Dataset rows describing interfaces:

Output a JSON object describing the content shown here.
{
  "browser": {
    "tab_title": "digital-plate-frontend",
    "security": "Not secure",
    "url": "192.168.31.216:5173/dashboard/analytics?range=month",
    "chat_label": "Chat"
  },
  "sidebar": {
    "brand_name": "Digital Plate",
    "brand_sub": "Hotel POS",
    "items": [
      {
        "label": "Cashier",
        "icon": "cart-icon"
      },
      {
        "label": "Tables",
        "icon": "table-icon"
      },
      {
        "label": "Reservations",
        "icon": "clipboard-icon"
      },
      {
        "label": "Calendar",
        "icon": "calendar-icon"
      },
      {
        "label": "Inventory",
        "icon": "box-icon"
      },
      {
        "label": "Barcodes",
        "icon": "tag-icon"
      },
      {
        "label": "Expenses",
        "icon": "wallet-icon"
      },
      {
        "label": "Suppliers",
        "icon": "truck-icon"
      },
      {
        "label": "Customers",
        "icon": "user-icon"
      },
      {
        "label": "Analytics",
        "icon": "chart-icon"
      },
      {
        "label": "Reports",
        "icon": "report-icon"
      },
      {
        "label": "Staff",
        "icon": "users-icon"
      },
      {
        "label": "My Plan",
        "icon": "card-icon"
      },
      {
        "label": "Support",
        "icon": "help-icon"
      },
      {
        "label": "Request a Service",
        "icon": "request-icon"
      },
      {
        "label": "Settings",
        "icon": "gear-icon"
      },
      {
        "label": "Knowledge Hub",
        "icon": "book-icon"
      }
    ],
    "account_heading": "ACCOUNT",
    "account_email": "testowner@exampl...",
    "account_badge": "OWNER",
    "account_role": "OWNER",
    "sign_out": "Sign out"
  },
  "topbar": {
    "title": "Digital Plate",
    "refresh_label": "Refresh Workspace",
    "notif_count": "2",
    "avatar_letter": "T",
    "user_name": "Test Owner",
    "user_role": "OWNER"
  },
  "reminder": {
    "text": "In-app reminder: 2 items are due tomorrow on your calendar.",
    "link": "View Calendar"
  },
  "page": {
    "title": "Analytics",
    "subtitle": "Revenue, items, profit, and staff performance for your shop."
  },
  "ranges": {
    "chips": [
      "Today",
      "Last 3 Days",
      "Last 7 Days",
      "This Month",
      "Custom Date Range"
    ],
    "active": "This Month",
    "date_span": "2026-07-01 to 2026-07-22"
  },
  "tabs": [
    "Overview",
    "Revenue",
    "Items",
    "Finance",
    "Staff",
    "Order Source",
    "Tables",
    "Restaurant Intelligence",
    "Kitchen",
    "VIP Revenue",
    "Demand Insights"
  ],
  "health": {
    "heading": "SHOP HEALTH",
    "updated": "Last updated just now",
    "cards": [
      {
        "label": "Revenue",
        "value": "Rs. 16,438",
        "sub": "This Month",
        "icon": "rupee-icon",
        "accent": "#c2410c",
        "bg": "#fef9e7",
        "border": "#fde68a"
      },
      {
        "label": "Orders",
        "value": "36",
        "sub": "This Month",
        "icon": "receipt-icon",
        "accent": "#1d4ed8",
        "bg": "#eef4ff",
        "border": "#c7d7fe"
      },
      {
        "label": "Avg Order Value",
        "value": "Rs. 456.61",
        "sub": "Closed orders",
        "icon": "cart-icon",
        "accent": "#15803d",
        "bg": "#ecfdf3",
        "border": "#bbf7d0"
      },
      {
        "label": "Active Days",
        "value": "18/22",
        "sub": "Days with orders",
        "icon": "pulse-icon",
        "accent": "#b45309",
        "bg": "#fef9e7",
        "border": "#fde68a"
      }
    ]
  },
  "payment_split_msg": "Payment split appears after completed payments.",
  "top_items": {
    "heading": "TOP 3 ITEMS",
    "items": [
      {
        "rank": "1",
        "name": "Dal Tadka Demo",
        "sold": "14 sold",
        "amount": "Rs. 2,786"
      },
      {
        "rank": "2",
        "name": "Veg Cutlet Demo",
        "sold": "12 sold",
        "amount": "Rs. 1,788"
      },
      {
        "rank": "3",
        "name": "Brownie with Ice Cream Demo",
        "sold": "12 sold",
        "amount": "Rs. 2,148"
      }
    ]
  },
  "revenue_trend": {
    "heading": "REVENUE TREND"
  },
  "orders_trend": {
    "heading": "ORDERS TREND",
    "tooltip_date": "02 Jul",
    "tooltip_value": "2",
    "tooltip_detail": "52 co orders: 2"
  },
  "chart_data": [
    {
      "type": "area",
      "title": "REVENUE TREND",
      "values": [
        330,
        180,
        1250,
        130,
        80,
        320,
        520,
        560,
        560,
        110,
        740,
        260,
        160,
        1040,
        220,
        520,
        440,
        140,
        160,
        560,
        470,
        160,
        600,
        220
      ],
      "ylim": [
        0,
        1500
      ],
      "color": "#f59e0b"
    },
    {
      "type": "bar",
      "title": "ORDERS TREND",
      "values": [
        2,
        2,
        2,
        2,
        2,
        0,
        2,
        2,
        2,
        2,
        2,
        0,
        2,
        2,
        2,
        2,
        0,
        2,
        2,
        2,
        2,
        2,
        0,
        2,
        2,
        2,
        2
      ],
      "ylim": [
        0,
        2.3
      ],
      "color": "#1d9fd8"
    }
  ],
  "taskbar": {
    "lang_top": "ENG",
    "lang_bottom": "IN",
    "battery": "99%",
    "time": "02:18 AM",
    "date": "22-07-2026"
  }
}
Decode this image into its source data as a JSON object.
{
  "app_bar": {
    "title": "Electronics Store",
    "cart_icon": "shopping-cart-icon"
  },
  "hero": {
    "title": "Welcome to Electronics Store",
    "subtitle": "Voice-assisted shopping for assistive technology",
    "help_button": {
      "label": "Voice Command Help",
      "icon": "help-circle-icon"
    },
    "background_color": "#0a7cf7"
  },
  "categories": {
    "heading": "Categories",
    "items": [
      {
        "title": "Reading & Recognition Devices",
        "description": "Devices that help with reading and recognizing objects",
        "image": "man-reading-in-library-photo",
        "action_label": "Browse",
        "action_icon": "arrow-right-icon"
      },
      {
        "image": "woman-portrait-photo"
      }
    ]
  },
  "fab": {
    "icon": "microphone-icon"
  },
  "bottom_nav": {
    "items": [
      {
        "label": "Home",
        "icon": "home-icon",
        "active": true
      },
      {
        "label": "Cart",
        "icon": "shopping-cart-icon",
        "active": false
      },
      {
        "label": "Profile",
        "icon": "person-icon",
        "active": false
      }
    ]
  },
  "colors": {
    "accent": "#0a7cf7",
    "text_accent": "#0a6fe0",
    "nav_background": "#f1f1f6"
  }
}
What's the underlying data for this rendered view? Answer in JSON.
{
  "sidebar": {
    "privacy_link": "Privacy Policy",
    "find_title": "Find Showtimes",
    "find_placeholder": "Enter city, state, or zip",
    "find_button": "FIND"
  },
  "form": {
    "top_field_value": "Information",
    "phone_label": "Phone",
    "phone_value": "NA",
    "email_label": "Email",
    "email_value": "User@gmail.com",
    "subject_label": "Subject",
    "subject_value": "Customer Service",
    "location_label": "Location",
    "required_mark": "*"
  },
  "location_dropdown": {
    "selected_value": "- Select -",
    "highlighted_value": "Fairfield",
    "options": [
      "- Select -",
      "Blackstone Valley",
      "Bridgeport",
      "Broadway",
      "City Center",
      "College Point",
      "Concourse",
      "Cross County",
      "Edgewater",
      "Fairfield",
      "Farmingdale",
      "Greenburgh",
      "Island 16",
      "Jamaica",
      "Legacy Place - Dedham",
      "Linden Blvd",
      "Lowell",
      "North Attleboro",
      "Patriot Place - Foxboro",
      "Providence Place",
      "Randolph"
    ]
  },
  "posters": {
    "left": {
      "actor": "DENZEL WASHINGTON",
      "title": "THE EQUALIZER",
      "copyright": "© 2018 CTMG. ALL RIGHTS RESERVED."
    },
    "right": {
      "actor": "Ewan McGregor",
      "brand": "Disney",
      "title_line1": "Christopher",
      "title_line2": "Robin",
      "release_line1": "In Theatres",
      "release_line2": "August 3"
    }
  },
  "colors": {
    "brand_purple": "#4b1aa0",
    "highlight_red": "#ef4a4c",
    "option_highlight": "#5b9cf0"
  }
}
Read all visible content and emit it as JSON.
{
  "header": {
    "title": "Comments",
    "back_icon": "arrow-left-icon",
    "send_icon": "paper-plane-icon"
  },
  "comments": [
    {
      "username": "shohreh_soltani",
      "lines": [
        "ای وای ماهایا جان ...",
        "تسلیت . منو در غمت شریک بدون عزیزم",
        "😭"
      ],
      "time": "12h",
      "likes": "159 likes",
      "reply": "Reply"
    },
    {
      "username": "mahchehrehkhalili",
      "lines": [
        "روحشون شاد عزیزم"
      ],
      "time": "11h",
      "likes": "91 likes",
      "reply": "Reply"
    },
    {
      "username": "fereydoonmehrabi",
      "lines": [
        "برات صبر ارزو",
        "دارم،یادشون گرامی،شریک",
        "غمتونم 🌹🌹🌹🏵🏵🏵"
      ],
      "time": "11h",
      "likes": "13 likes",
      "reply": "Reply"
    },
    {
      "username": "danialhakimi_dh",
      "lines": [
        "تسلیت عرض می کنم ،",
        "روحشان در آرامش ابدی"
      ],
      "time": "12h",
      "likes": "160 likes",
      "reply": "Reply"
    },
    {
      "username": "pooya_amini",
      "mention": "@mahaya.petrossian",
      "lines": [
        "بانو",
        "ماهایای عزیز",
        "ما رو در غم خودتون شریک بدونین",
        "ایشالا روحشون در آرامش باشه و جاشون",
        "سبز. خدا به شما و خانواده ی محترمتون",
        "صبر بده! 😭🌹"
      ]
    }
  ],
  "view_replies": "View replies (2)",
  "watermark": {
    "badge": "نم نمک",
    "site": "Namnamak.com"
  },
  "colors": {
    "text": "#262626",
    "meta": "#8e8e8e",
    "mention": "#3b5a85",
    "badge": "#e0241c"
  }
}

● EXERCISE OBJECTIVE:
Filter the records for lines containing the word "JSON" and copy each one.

● EXERCISE SOLUTION:
Output a JSON object describing the content shown here.
Decode this image into its source data as a JSON object.
What's the underlying data for this rendered view? Answer in JSON.
Read all visible content and emit it as JSON.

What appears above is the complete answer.